The NYC’s Limited served the country admirably during World War II. Later, the line’s steam locomotives were replaced by diesel-electric locomotives and a discordant horn displaced the steam whistle’s wail. Competition from airlines and the improved efficiency of highway travel ultimately caused No. 25 to leave track 34 at Grand Central Station for a final time in December of 1967.
No longer does the screeching wail and thunderous roar between 4th and 5th street bring a knowing grin to kids’ lips like it did for all those many years—long ago in Mishawaka.
A flight has been canceled, and a single agent is busy rebooking a long line of inconvenienced travelers. Abruptly, an angry passenger pushes his way to the head of the line. He slaps his ticket down and says, “I must be on this flight, and it has to be first class.”
“I’m sorry sir,” the agent says, “I’ll be happy to try to help you, but I’ve got to help these folks first.”
“Didn’t you hear me?” the passenger says.
“Yes, sir,” the agent says. “I’m sure we’ll be able to work something out.”
The passenger’s face turns crimson. “Do you have any idea who I am?”
The agent smiles and grasps her public address microphone. “May I have your attention please?” Her voice booms through the terminal. “We have a passenger here at Gate 17 who does not know who he is. If anyone can help him find his identity, please come to Gate 17.”
Although not as idyllic as they might seem, fishing charters aboard the sport fishing boat Reel Time keep Captain Zack and Billy Farris eating. It would be nicer if boat owner Arnie Maddick was more energetic in marketing and less intent on harassing its crew.
But nothing prepares the crew of Reel Time for a charter that turns into a hijacking.

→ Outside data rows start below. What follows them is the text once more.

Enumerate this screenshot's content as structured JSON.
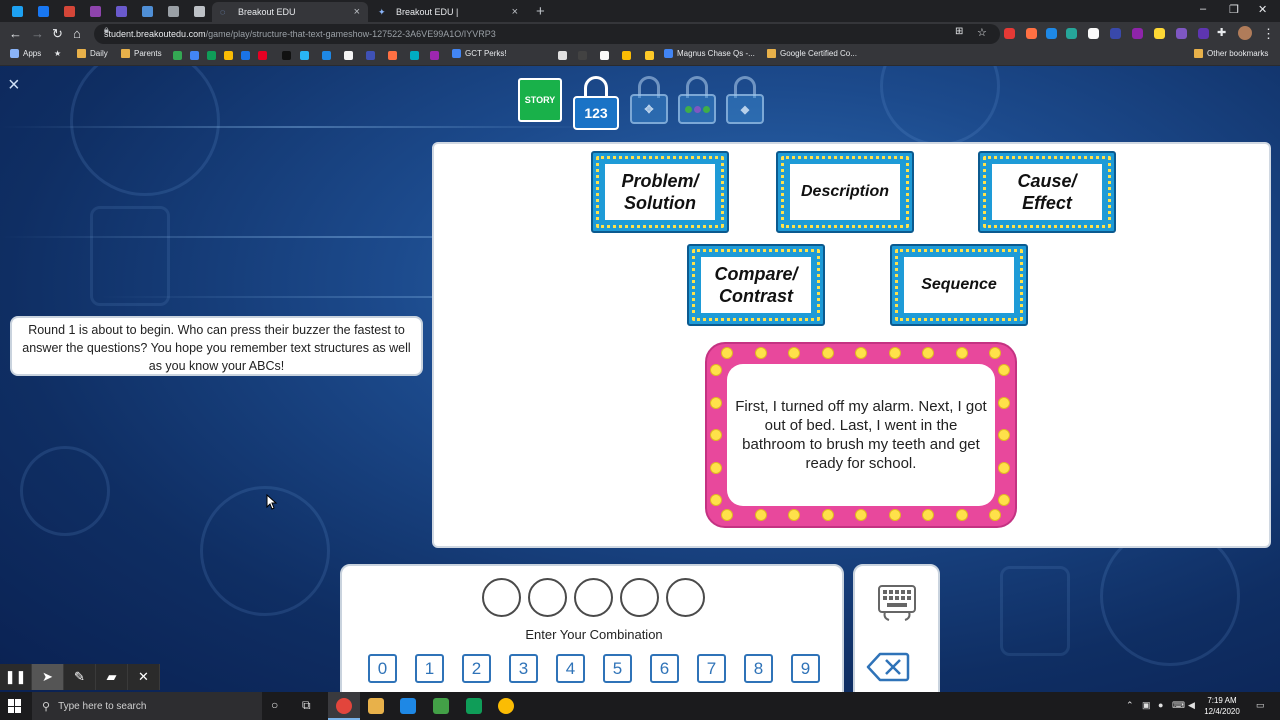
{
  "browser": {
    "tabs": [
      {
        "title": "Breakout EDU",
        "active": true
      },
      {
        "title": "Breakout EDU |",
        "active": false
      }
    ],
    "new_tab": "+",
    "close_tab": "×",
    "url_host": "student.breakoutedu.com",
    "url_path": "/game/play/structure-that-text-gameshow-127522-3A6VE99A1O/IYVRP3",
    "bookmarks": {
      "apps": "Apps",
      "daily": "Daily",
      "parents": "Parents",
      "gct_perks": "GCT Perks!",
      "magnus": "Magnus Chase Qs -...",
      "google_certified": "Google Certified Co...",
      "other": "Other bookmarks"
    }
  },
  "game": {
    "close": "×",
    "locks": {
      "story_label": "STORY",
      "numeric_label": "123"
    },
    "answers": {
      "problem_solution": [
        "Problem/",
        "Solution"
      ],
      "description": "Description",
      "cause_effect": [
        "Cause/",
        "Effect"
      ],
      "compare_contrast": [
        "Compare/",
        "Contrast"
      ],
      "sequence": "Sequence"
    },
    "prompt_text": "First, I turned off my alarm. Next, I got out of bed. Last, I went in the bathroom to brush my teeth and get ready for school.",
    "dialog_text": "Round 1 is about to begin. Who can press their buzzer the fastest to answer the questions? You hope you remember text structures as well as you know your ABCs!",
    "combination": {
      "label": "Enter Your Combination",
      "digits": [
        "0",
        "1",
        "2",
        "3",
        "4",
        "5",
        "6",
        "7",
        "8",
        "9"
      ]
    }
  },
  "taskbar": {
    "search_placeholder": "Type here to search",
    "time": "7:19 AM",
    "date": "12/4/2020"
  },
  "colors": {
    "story_green": "#19b14a",
    "lock_blue": "#1a73c6",
    "marquee_blue": "#1e9bd7",
    "bulb_yellow": "#ffe14a",
    "prompt_pink": "#e8489c"
  }
}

By the time the boat returns to its dock in the Florida Keys with the corpse of a hijacker and a quarter-million dollars, Billy’s explanations and Zack’s excuses inevitably prove ambiguous.
Neither of the two men realizes that the hijacking and ensuing rendezvous with a rusty trawler near the 24th parallel has enmeshed them in an international plot that neither the local sheriff, the DEA, nor the FBI understands. And Billy’s girlfriend Julia, although sympathetic, is often confused by the men’s strange actions and the comedic antics that follow.
And, oh yes, there’s that quarter-million dollars, which Captain Zack and Billy find very tempting. Hilarious dialogue, wild adventures and embarrassing confrontations abound in this exciting story.
Tell your friends to visit this website—they’re sure to find something of interest!